§ EXERCISE PROMPT
Go through the data line by line. Copy each one holding the string "border".

________

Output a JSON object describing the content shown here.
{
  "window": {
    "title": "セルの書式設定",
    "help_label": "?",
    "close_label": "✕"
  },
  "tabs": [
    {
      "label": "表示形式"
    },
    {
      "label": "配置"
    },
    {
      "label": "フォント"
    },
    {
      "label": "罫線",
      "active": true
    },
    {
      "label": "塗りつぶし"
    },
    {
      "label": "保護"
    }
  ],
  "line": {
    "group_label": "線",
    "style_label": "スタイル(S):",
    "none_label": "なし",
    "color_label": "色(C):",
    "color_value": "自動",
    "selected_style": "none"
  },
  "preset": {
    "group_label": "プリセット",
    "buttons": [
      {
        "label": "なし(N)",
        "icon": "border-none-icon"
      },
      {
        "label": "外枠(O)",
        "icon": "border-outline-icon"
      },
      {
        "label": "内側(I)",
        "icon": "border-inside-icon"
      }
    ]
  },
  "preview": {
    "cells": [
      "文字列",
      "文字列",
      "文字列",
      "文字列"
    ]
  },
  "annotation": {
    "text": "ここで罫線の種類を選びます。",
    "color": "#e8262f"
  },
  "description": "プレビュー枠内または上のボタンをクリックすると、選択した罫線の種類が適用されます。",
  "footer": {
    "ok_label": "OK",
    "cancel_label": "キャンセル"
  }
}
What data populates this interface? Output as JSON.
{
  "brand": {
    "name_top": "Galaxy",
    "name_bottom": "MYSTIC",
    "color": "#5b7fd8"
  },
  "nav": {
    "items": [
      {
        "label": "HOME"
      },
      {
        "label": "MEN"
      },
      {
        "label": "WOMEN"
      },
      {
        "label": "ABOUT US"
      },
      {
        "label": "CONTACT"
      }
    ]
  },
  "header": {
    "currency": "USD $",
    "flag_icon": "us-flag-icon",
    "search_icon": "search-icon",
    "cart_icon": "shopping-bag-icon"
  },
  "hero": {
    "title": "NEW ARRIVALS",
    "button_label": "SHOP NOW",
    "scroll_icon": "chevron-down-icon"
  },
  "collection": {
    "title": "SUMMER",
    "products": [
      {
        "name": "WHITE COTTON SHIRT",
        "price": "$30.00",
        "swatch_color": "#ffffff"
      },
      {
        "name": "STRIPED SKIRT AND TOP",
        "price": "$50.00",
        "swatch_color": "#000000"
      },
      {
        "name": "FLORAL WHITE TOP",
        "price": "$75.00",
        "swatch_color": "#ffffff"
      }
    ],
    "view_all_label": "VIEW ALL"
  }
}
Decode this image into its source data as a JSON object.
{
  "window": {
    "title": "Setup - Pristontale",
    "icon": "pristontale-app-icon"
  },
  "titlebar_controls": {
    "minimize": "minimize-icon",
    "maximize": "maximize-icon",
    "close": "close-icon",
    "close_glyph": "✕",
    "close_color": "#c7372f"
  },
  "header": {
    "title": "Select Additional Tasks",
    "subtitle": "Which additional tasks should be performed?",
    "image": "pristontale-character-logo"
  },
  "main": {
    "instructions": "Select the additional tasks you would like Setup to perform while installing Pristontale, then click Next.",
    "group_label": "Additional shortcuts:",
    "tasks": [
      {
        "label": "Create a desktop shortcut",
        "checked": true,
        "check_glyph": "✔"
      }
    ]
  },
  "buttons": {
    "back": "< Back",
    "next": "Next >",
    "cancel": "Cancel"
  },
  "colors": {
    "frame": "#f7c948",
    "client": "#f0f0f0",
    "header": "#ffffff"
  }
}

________

§ WRITTEN REPLY
        "icon": "border-none-icon"
        "icon": "border-outline-icon"
        "icon": "border-inside-icon"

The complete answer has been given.